Constraints can be positive or negative, and hard or soft. A positive constraint is something that must or should happen, while a negative constraint is something that must not or should not happen. A hard constraint cannot be broken. For example, a truck can’t be in two places at the same time. A soft constraint is desirable, but not strictly required. A desire to make deliveries as fast as possible would be a soft constraint.
Based on the constraints, a business optimization system calculates a numerical score for each solution and compares a set of possible solutions to determine which one is the best.
Each solution can fall into one of three categories: Possible, feasible, and optimal. A possible solution is any solution, even one that breaks constraints. There can be an incredibly large number of possible solutions. A feasible solution is one that doesn’t break any negative hard constraints. Sometimes there aren’t any feasible solutions. Finally, the optimal solution is a solution or solutions with the highest score. (It’s possible to have an optimal solution that isn’t feasible.)
Examples of business optimization use cases
Scheduling: As the size of a workforce grows, so do the challenges in scheduling. A hospital, assembly plant, or call center can employ thousands of people with different skills. Business optimization systems can help determine who should work when, optimized for skill requirements, the number of employees required at a time, the number of hours in a day each employee can work, time off schedules, desired time slots, and fairness.
Vehicle routing: From package delivery to public transportation to repair companies, vehicle routing can come with a long list of constraints. Time windows, job locations, employee skills, and employee locations are a few of them. Business optimization can take these inputs and produce an optimal vehicle routing plan in seconds or minutes.
Agenda scheduling: Planning schedules can encompass many constraints, often coordinating both people and physical locations with limited availability. Business optimization can help find the optimal times for meetings, maintenance jobs, sports events, or school classes.
Any complex constrained problem: Organizations put business optimization to use for balancing investment portfolios, packing containers, minimizing waste while cutting materials and more.
Why choose Red Hat for optimization?
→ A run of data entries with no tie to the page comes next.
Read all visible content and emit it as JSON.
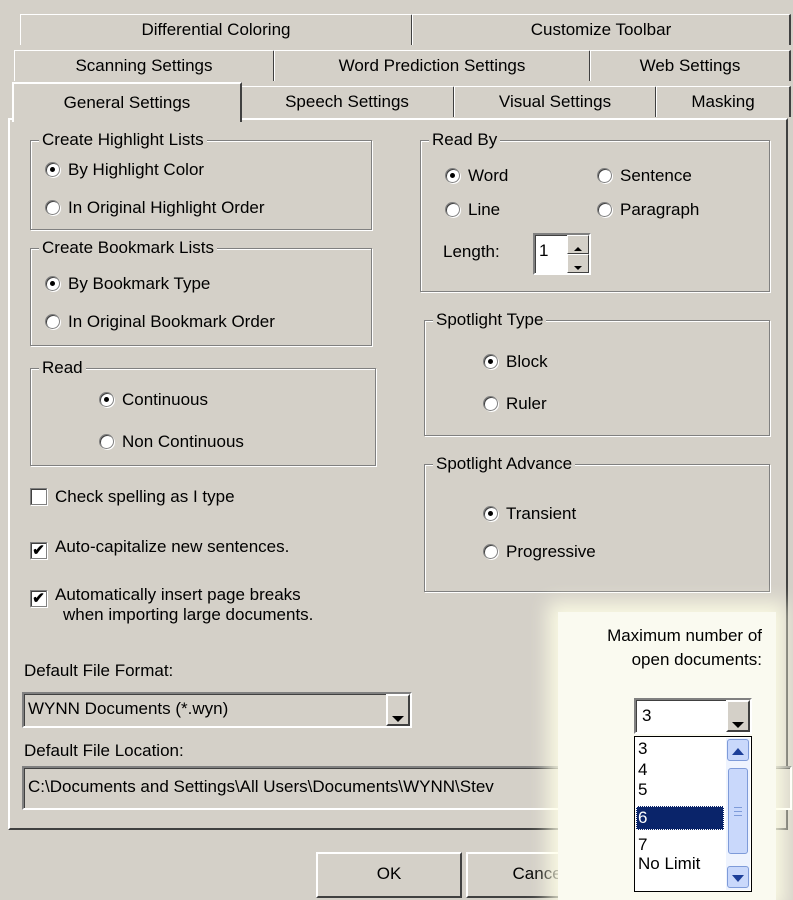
{
  "tabs": {
    "row1": [
      "Differential Coloring",
      "Customize Toolbar"
    ],
    "row2": [
      "Scanning Settings",
      "Word Prediction Settings",
      "Web Settings"
    ],
    "row3": [
      "General Settings",
      "Speech Settings",
      "Visual Settings",
      "Masking"
    ],
    "active": "General Settings"
  },
  "highlight_lists": {
    "title": "Create Highlight Lists",
    "options": [
      {
        "label": "By Highlight Color",
        "selected": true
      },
      {
        "label": "In Original Highlight Order",
        "selected": false
      }
    ]
  },
  "bookmark_lists": {
    "title": "Create Bookmark Lists",
    "options": [
      {
        "label": "By Bookmark Type",
        "selected": true
      },
      {
        "label": "In Original Bookmark Order",
        "selected": false
      }
    ]
  },
  "read": {
    "title": "Read",
    "options": [
      {
        "label": "Continuous",
        "selected": true
      },
      {
        "label": "Non Continuous",
        "selected": false
      }
    ]
  },
  "read_by": {
    "title": "Read By",
    "options": [
      {
        "label": "Word",
        "selected": true
      },
      {
        "label": "Sentence",
        "selected": false
      },
      {
        "label": "Line",
        "selected": false
      },
      {
        "label": "Paragraph",
        "selected": false
      }
    ],
    "length_label": "Length:",
    "length_value": "1"
  },
  "spotlight_type": {
    "title": "Spotlight Type",
    "options": [
      {
        "label": "Block",
        "selected": true
      },
      {
        "label": "Ruler",
        "selected": false
      }
    ]
  },
  "spotlight_advance": {
    "title": "Spotlight Advance",
    "options": [
      {
        "label": "Transient",
        "selected": true
      },
      {
        "label": "Progressive",
        "selected": false
      }
    ]
  },
  "checkboxes": [
    {
      "label": "Check spelling as I type",
      "checked": false
    },
    {
      "label": "Auto-capitalize new sentences.",
      "checked": true
    },
    {
      "label": "Automatically insert page breaks",
      "label2": "when importing large documents.",
      "checked": true
    }
  ],
  "default_file_format": {
    "label": "Default File Format:",
    "value": "WYNN Documents (*.wyn)"
  },
  "default_file_location": {
    "label": "Default File Location:",
    "value": "C:\\Documents and Settings\\All Users\\Documents\\WYNN\\Stev"
  },
  "max_docs": {
    "label_line1": "Maximum number of",
    "label_line2": "open documents:",
    "value": "3",
    "options": [
      "3",
      "4",
      "5",
      "6",
      "7",
      "No Limit"
    ],
    "highlighted": "6"
  },
  "buttons": {
    "ok": "OK",
    "cancel": "Cancel"
  },
  "check_mark": "✔"
}
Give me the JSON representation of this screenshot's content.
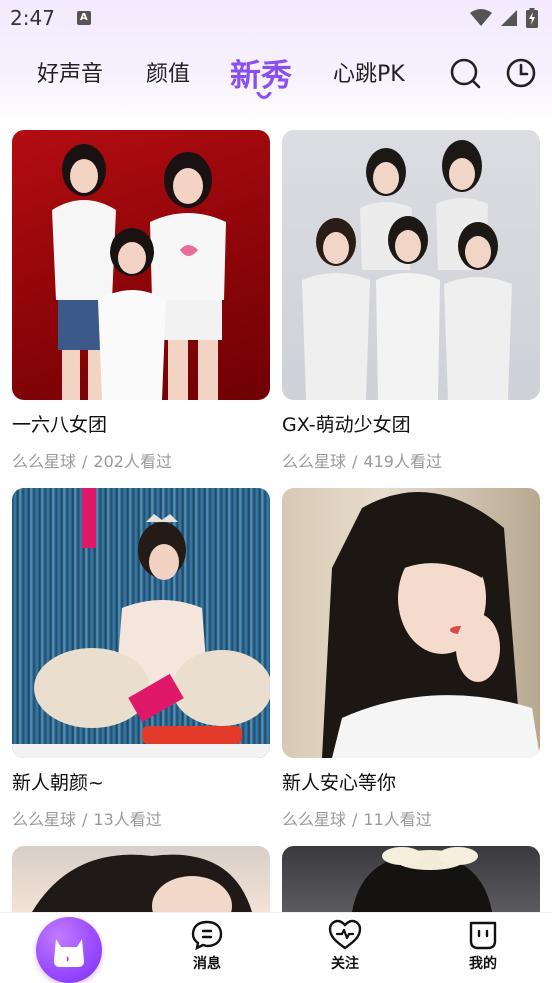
{
  "status_bar": {
    "time": "2:47",
    "notification_badge": "A",
    "icons": [
      "wifi-icon",
      "cellular-signal-icon",
      "battery-charging-icon"
    ]
  },
  "tabs": [
    {
      "label": "好声音",
      "active": false
    },
    {
      "label": "颜值",
      "active": false
    },
    {
      "label": "新秀",
      "active": true
    },
    {
      "label": "心跳PK",
      "active": false
    }
  ],
  "header_icons": [
    "search-icon",
    "history-clock-icon"
  ],
  "accent_color": "#8a4ff0",
  "cards": [
    {
      "title": "一六八女团",
      "platform": "么么星球",
      "viewers": "202人看过"
    },
    {
      "title": "GX-萌动少女团",
      "platform": "么么星球",
      "viewers": "419人看过"
    },
    {
      "title": "新人朝颜~",
      "platform": "么么星球",
      "viewers": "13人看过"
    },
    {
      "title": "新人安心等你",
      "platform": "么么星球",
      "viewers": "11人看过"
    }
  ],
  "bottom_nav": {
    "items": [
      {
        "label": "",
        "icon": "home-mascot-icon"
      },
      {
        "label": "消息",
        "icon": "message-icon"
      },
      {
        "label": "关注",
        "icon": "heart-pulse-icon"
      },
      {
        "label": "我的",
        "icon": "profile-face-icon"
      }
    ]
  }
}
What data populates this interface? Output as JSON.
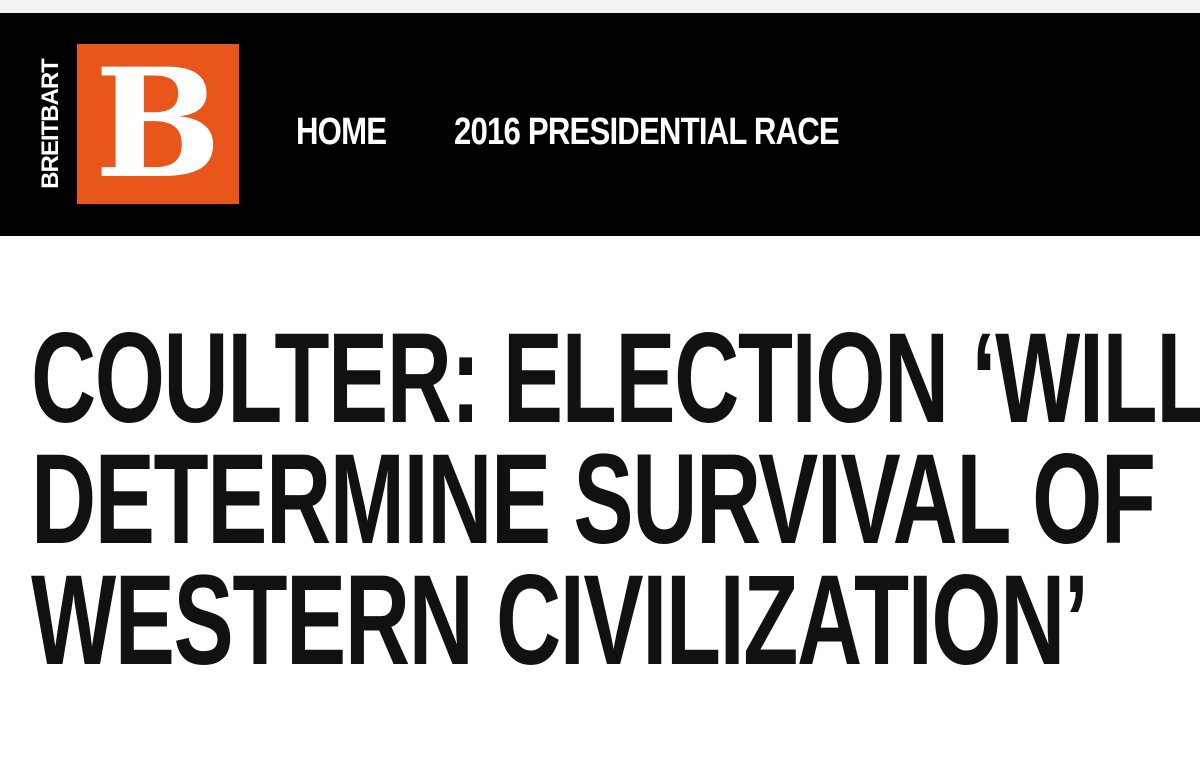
{
  "site": {
    "logo_wordmark": "BREITBART",
    "logo_letter": "B",
    "brand_color": "#e8561c",
    "header_color": "#000000"
  },
  "nav": {
    "items": [
      {
        "label": "HOME"
      },
      {
        "label": "2016 PRESIDENTIAL RACE"
      }
    ]
  },
  "article": {
    "headline_lines": [
      "COULTER: ELECTION ‘WILL",
      "DETERMINE SURVIVAL OF",
      "WESTERN CIVILIZATION’"
    ]
  }
}
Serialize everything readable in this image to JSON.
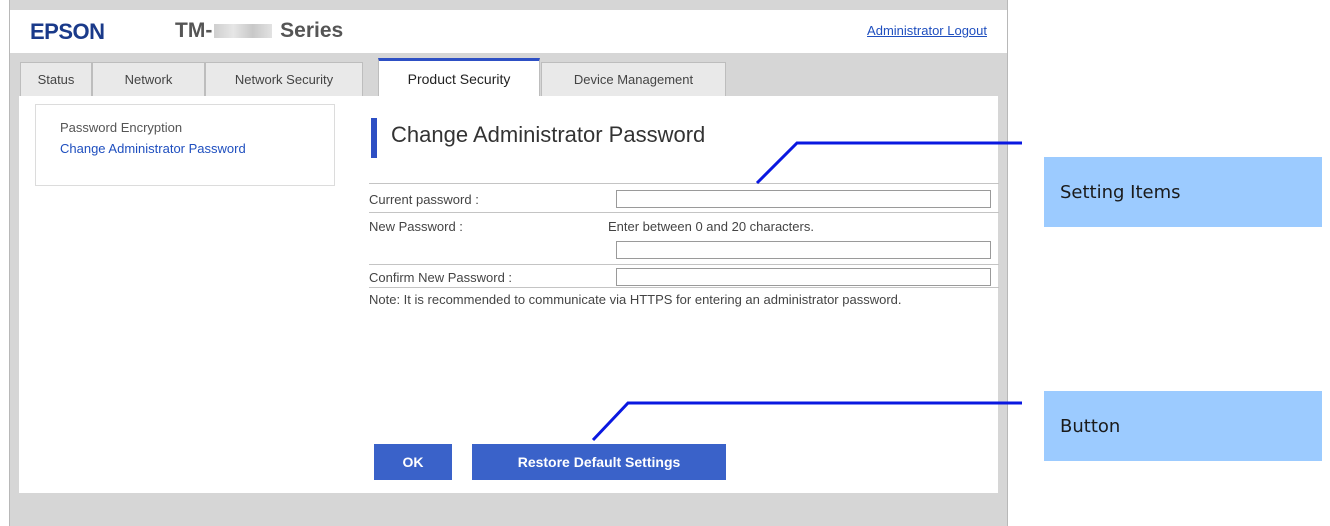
{
  "header": {
    "brand": "EPSON",
    "model_prefix": "TM-",
    "model_suffix": "Series",
    "logout": "Administrator Logout"
  },
  "tabs": [
    {
      "label": "Status"
    },
    {
      "label": "Network"
    },
    {
      "label": "Network Security"
    },
    {
      "label": "Product Security",
      "active": true
    },
    {
      "label": "Device Management"
    }
  ],
  "sidebar": {
    "items": [
      {
        "label": "Password Encryption"
      },
      {
        "label": "Change Administrator Password"
      }
    ]
  },
  "main": {
    "title": "Change Administrator Password",
    "current_password_label": "Current password :",
    "new_password_label": "New Password :",
    "new_password_hint": "Enter between 0 and 20 characters.",
    "confirm_password_label": "Confirm New Password :",
    "note": "Note: It is recommended to communicate via HTTPS for entering an administrator password.",
    "current_password_value": "",
    "new_password_value": "",
    "confirm_password_value": ""
  },
  "buttons": {
    "ok": "OK",
    "restore": "Restore Default Settings"
  },
  "callouts": {
    "setting_items": "Setting Items",
    "button": "Button"
  },
  "colors": {
    "accent": "#2d4fc4",
    "button": "#3a62c9",
    "callout": "#9ccbff",
    "link": "#1f4fbf"
  }
}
Red Hat® Decision Manager includes an optimization engine derived from the OptaPlanner open source project. The Red Hat build of OptaPlanner is a lightweight, embeddable planning engine that can quickly find good solutions to problems that are otherwise extremely difficult, time-consuming, and expensive to solve.
Teams can use a variety of out-of-the-box-provided algorithms, allowing them to experiment and choose the right algorithm to achieve optimal results, even with no specific knowledge of optimization techniques.
Red Hat’s business optimization solution benefits from the underlying capabilities of Decision Manager’s rules engine, which conveys scalability benefits compared to traditional planning solutions that do not use rules-based technology.